If you're okay with the effect the LEDs may give off if they're the primary light source, no problem! Ignore this issue. If you'd like the subject matter in your video to look more natural, ask your DJ/ band coordinator/ wedding coordinator or designer to make sure LED lighting will not be the primary light source and see if they can offer a good mix of regular halogen and LED lighting. It would be both beneficial to us as videographers, and to your photographer as well (although their flash compensates for the overuse of LED in most situations).
Below are some visual samples that we're talking about for your reference. Send your planner/DJ or whoever's in charge of your lighting to this page to see what we're talking about if you have any concerns about the overuse of LED lighting.
Additional Information Regarding the Video Message Station:
If you are getting a Video Message Station as part of your package to interview and get comments from guests at your reception, we'll typically set that up during the cocktail hour (when possible) near a high traffic area such as the bar or even the bathrooms. Ideally, we hope there's a lobby or someplace other than your reception space to leave the camera for the remainder of your reception. Since loud music is typically associated with any reception, it's best to have the camera in a quieter location.
In some cases we'll have no choice but to be in the reception area itself which can affect the sound quality of the interviews. No microphone, handheld or otherwise, can cancel out background noise and the louder that sound is (music from a DJ, for example), the more apparent that can and will be in the video.

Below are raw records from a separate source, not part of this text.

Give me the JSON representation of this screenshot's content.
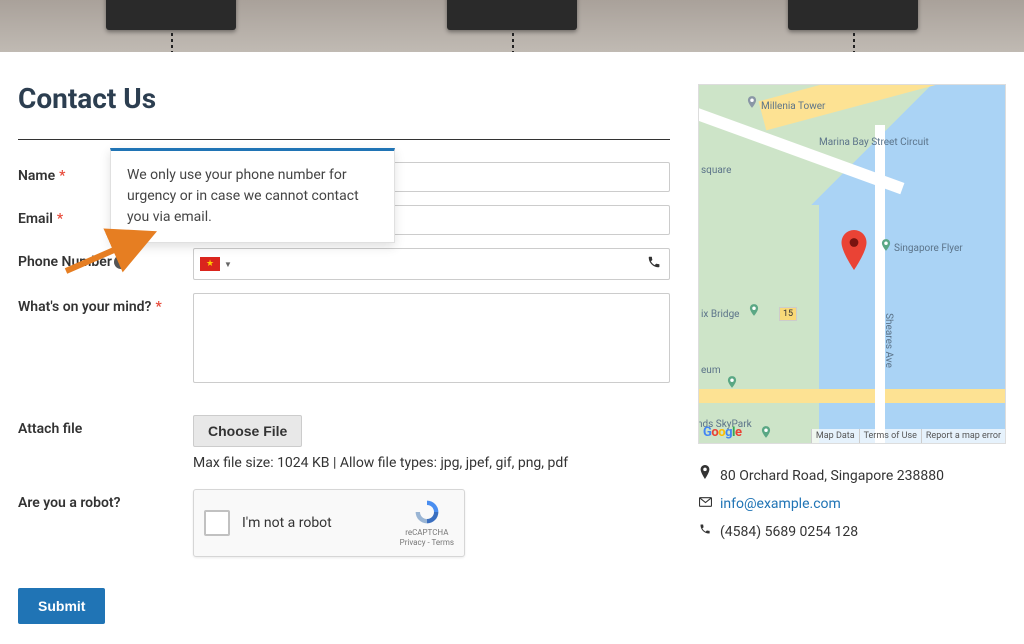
{
  "page": {
    "title": "Contact Us"
  },
  "form": {
    "name": {
      "label": "Name"
    },
    "email": {
      "label": "Email"
    },
    "phone": {
      "label": "Phone Number",
      "tooltip": "We only use your phone number for urgency or in case we cannot contact you via email."
    },
    "message": {
      "label": "What's on your mind?"
    },
    "file": {
      "label": "Attach file",
      "button": "Choose File",
      "hint": "Max file size: 1024 KB | Allow file types: jpg, jpef, gif, png, pdf"
    },
    "robot": {
      "label": "Are you a robot?",
      "recaptcha_text": "I'm not a robot",
      "recaptcha_brand": "reCAPTCHA",
      "recaptcha_links": "Privacy - Terms"
    },
    "submit": "Submit"
  },
  "map": {
    "labels": {
      "millenia": "Millenia Tower",
      "circuit": "Marina Bay Street Circuit",
      "square": "square",
      "flyer": "Singapore Flyer",
      "bridge": "ix Bridge",
      "museum": "eum",
      "skypark": "nds SkyPark",
      "sheares": "Sheares Ave",
      "route": "15"
    },
    "footer": {
      "mapdata": "Map Data",
      "terms": "Terms of Use",
      "report": "Report a map error"
    },
    "google": "Google"
  },
  "contact": {
    "address": "80 Orchard Road, Singapore 238880",
    "email": "info@example.com",
    "phone": "(4584) 5689 0254 128"
  }
}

If you or your planner would like to hand pick an area for your Video Message Station at your reception, please take this information into consideration! If not instructed otherwise, we'll put the camera in the best location that's conducive to getting the best possible sound given the environment we're in, as well as 'lure' guests into roasting or toasting you on camera! The Video Message Station will have a large sign on it explaining what it's for and we'll also ask your DJ or entertainment to make announcements asking folks to leave comments if they'd like to. Sometimes we'll get 50 interviews, other times, only 5. We unfortunately can't control if people will actually want to say anything but we're going to do our best to get as many as we can!